#### TASK DETAILS:
For every record below, write out an exact copy.

START DATA FOR THE TASK

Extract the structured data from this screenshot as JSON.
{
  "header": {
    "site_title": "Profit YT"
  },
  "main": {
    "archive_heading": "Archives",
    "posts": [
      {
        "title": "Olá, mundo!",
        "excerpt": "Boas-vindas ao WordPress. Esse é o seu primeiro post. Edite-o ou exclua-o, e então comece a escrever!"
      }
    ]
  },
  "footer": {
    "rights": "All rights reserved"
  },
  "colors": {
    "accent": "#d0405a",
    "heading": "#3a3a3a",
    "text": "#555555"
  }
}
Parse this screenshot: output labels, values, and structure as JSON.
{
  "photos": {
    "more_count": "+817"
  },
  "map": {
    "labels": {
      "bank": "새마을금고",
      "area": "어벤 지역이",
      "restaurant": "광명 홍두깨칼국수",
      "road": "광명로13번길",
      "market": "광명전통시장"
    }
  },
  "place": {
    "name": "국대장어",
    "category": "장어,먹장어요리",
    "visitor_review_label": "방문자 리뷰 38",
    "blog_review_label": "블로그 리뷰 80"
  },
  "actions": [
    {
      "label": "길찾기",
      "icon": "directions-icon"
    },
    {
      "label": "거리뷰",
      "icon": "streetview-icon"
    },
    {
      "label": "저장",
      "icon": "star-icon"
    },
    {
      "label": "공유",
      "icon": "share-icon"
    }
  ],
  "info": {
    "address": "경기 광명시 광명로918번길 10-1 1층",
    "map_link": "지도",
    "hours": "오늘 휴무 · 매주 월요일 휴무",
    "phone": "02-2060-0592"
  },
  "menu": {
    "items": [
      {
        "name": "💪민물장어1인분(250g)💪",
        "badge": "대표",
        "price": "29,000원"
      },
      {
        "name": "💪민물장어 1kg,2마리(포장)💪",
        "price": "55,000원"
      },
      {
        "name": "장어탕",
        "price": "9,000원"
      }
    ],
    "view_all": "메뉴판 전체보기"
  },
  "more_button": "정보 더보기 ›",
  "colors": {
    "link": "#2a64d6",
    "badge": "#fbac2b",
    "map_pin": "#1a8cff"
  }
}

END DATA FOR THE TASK

#### RESPONSE TO THE TASK:
Extract the structured data from this screenshot as JSON.
{
  "header": {
    "site_title": "Profit YT"
  },
  "main": {
    "archive_heading": "Archives",
    "posts": [
      {
        "title": "Olá, mundo!",
        "excerpt": "Boas-vindas ao WordPress. Esse é o seu primeiro post. Edite-o ou exclua-o, e então comece a escrever!"
      }
    ]
  },
  "footer": {
    "rights": "All rights reserved"
  },
  "colors": {
    "accent": "#d0405a",
    "heading": "#3a3a3a",
    "text": "#555555"
  }
}
Parse this screenshot: output labels, values, and structure as JSON.
{
  "photos": {
    "more_count": "+817"
  },
  "map": {
    "labels": {
      "bank": "새마을금고",
      "area": "어벤 지역이",
      "restaurant": "광명 홍두깨칼국수",
      "road": "광명로13번길",
      "market": "광명전통시장"
    }
  },
  "place": {
    "name": "국대장어",
    "category": "장어,먹장어요리",
    "visitor_review_label": "방문자 리뷰 38",
    "blog_review_label": "블로그 리뷰 80"
  },
  "actions": [
    {
      "label": "길찾기",
      "icon": "directions-icon"
    },
    {
      "label": "거리뷰",
      "icon": "streetview-icon"
    },
    {
      "label": "저장",
      "icon": "star-icon"
    },
    {
      "label": "공유",
      "icon": "share-icon"
    }
  ],
  "info": {
    "address": "경기 광명시 광명로918번길 10-1 1층",
    "map_link": "지도",
    "hours": "오늘 휴무 · 매주 월요일 휴무",
    "phone": "02-2060-0592"
  },
  "menu": {
    "items": [
      {
        "name": "💪민물장어1인분(250g)💪",
        "badge": "대표",
        "price": "29,000원"
      },
      {
        "name": "💪민물장어 1kg,2마리(포장)💪",
        "price": "55,000원"
      },
      {
        "name": "장어탕",
        "price": "9,000원"
      }
    ],
    "view_all": "메뉴판 전체보기"
  },
  "more_button": "정보 더보기 ›",
  "colors": {
    "link": "#2a64d6",
    "badge": "#fbac2b",
    "map_pin": "#1a8cff"
  }
}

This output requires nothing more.